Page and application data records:
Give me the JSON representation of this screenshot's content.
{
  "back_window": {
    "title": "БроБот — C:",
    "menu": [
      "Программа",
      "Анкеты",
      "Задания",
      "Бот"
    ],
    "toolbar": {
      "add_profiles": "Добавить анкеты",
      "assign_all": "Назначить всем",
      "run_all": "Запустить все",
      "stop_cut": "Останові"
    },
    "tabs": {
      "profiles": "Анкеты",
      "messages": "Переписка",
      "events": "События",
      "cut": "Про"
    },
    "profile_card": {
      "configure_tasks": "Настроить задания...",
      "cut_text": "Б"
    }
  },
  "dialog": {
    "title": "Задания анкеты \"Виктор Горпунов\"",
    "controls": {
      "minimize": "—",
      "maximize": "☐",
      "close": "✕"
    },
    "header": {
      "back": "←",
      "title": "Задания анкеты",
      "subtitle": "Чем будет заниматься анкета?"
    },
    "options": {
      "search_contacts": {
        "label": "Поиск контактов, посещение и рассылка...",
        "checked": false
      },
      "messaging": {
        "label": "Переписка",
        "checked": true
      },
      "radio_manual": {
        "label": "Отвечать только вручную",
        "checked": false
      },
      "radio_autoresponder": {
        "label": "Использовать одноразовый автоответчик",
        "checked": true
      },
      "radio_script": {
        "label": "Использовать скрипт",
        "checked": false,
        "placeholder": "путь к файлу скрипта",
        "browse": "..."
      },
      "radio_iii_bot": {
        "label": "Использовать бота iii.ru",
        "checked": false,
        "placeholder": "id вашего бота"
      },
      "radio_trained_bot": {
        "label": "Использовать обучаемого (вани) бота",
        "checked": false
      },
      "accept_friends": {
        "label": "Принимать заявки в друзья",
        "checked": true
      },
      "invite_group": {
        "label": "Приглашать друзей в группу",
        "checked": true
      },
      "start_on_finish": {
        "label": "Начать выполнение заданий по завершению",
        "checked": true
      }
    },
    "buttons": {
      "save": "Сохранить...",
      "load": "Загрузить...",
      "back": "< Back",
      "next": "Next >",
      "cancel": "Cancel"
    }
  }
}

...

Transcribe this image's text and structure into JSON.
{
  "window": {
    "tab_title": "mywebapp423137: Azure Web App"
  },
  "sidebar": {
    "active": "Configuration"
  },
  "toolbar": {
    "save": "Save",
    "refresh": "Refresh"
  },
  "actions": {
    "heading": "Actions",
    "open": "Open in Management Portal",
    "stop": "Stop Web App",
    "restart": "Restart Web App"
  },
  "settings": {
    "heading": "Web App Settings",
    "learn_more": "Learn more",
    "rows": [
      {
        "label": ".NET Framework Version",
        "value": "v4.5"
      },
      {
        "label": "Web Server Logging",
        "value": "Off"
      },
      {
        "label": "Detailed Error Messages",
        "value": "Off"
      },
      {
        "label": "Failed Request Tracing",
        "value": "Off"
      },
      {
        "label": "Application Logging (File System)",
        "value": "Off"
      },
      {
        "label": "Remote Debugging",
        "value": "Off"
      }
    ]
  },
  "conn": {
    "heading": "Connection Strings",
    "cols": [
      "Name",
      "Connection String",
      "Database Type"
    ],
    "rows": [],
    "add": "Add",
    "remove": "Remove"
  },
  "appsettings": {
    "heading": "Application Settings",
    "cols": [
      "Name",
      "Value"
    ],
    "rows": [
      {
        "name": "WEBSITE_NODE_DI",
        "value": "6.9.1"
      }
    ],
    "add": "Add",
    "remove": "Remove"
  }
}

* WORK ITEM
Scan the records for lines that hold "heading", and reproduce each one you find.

* RESPONSE AREA
    "heading": "Actions",
    "heading": "Web App Settings",
    "heading": "Connection Strings",
    "heading": "Application Settings",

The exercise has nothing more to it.